**DATA PROVIDED:**
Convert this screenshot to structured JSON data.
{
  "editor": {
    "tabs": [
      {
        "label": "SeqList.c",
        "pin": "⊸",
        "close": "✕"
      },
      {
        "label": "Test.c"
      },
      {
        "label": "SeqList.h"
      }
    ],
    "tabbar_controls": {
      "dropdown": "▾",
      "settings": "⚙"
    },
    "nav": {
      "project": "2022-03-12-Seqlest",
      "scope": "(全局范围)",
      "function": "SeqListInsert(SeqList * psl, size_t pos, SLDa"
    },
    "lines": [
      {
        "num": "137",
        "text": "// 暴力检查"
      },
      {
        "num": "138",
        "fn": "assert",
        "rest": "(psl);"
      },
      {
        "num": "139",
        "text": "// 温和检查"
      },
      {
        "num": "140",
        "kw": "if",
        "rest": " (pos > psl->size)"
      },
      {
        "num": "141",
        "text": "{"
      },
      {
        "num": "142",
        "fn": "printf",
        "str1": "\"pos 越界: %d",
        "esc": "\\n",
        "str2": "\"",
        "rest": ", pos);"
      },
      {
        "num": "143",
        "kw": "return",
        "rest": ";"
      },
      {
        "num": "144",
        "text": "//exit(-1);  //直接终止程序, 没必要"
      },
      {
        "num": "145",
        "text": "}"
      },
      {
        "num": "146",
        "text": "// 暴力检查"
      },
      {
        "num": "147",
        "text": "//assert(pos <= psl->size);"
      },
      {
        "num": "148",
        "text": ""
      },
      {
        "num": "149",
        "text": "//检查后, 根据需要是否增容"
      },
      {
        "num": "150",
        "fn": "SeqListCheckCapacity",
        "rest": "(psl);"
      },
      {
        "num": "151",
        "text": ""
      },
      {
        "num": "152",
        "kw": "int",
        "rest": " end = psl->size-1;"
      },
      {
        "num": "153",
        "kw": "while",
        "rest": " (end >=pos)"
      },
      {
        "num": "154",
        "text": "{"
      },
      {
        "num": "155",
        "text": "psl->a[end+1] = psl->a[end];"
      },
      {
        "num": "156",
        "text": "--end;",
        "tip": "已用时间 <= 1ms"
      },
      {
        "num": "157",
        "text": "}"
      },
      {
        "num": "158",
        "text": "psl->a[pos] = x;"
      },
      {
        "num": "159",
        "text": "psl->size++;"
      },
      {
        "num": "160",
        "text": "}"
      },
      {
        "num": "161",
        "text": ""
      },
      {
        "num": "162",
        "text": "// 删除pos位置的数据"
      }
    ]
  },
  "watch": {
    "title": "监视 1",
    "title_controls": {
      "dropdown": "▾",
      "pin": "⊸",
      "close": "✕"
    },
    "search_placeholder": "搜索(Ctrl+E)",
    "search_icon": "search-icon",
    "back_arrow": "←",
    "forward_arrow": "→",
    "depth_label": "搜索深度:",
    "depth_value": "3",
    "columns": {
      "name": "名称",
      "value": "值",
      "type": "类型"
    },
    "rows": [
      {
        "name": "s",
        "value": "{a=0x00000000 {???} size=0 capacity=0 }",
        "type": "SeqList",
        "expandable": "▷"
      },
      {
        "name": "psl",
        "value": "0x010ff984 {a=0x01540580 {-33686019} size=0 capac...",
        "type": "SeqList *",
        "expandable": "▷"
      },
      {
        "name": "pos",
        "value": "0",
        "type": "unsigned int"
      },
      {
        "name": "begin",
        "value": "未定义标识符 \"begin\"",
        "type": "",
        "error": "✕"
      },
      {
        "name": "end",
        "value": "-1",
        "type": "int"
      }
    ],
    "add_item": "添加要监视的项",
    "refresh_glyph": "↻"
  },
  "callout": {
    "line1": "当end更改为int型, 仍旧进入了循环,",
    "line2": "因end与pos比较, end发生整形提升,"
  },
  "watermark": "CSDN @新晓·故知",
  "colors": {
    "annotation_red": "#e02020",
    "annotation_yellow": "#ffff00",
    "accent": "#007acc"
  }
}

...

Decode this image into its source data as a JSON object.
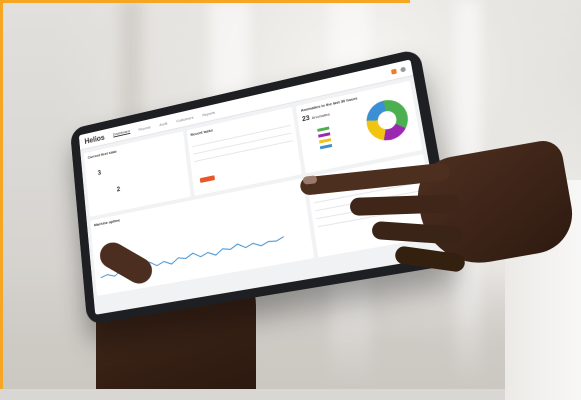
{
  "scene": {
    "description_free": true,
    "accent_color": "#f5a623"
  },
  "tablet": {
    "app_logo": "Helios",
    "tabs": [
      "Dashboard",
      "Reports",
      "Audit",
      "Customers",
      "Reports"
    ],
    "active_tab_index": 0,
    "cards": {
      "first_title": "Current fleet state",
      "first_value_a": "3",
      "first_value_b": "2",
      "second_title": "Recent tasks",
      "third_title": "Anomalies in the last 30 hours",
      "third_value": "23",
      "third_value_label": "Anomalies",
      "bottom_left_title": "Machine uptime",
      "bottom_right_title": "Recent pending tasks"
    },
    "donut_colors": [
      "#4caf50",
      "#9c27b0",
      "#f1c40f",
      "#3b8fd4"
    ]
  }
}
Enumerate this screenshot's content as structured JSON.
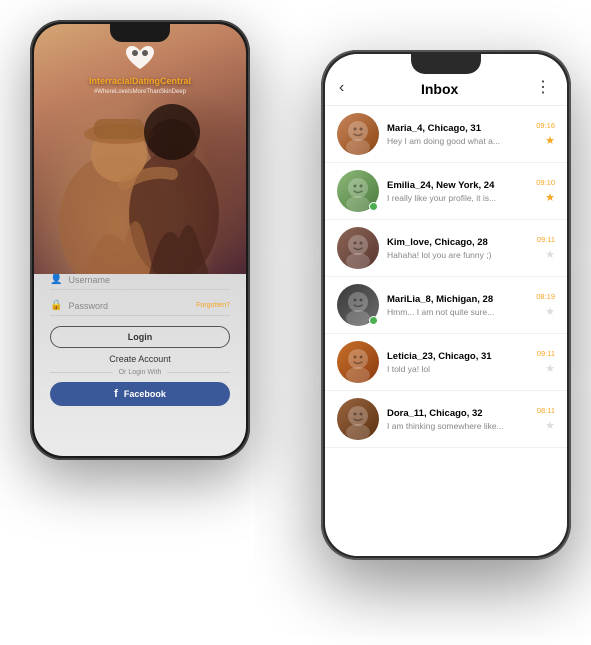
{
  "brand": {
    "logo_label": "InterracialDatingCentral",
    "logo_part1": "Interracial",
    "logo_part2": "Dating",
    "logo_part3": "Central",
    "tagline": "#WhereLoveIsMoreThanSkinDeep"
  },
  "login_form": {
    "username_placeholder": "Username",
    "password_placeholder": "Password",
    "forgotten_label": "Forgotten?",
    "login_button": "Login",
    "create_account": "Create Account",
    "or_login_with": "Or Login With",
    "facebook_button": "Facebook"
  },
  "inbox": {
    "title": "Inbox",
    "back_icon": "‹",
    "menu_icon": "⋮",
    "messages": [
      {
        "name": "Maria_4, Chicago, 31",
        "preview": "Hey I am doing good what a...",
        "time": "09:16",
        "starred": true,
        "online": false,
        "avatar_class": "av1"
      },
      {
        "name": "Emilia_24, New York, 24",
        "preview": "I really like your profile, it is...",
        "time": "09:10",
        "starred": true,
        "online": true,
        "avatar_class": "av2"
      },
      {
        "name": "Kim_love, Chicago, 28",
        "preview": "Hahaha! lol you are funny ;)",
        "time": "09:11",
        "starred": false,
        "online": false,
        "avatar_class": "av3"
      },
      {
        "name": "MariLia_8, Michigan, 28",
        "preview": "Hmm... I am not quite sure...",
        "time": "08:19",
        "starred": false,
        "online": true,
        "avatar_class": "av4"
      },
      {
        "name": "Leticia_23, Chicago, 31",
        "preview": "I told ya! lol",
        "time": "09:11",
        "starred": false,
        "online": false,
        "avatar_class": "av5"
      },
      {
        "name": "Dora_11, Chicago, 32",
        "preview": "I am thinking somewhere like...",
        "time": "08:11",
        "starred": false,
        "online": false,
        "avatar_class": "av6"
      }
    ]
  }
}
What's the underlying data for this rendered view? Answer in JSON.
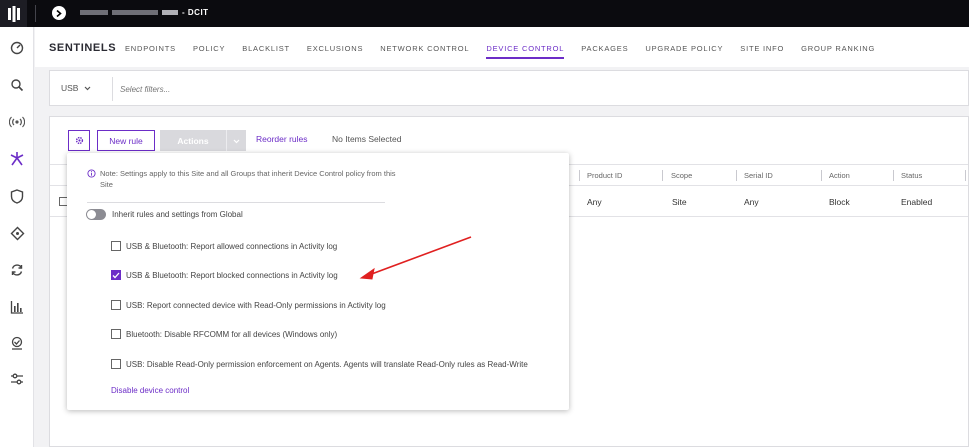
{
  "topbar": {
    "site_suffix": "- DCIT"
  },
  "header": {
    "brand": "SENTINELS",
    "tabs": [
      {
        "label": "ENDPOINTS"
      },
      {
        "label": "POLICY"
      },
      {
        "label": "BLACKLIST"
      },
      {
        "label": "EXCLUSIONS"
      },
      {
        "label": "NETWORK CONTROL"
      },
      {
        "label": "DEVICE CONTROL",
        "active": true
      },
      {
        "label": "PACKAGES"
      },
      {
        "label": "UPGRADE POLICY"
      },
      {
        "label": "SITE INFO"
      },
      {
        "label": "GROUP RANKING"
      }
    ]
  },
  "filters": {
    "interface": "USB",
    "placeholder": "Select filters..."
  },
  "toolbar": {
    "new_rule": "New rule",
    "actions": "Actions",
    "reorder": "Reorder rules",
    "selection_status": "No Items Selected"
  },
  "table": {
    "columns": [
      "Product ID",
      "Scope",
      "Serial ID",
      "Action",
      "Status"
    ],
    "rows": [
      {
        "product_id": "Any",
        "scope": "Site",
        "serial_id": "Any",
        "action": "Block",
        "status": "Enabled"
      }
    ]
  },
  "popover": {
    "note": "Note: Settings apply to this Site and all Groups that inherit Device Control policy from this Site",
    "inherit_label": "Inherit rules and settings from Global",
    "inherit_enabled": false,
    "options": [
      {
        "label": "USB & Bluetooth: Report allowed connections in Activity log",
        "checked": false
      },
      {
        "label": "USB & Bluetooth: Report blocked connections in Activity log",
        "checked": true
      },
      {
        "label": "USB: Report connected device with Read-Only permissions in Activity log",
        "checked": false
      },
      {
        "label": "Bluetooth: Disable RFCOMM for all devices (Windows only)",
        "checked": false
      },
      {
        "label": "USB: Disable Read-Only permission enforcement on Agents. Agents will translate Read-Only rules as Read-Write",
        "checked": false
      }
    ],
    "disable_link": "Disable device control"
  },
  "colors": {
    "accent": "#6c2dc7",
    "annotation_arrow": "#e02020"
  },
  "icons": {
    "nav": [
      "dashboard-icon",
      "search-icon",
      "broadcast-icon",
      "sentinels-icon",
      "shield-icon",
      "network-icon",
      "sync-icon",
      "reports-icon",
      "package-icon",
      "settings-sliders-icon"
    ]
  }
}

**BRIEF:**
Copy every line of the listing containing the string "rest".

**YOUR RESPONSE:**
        "rest": "(psl);"
        "rest": " (pos > psl->size)"
        "rest": ", pos);"
        "rest": ";"
        "rest": "(psl);"
        "rest": " end = psl->size-1;"
        "rest": " (end >=pos)"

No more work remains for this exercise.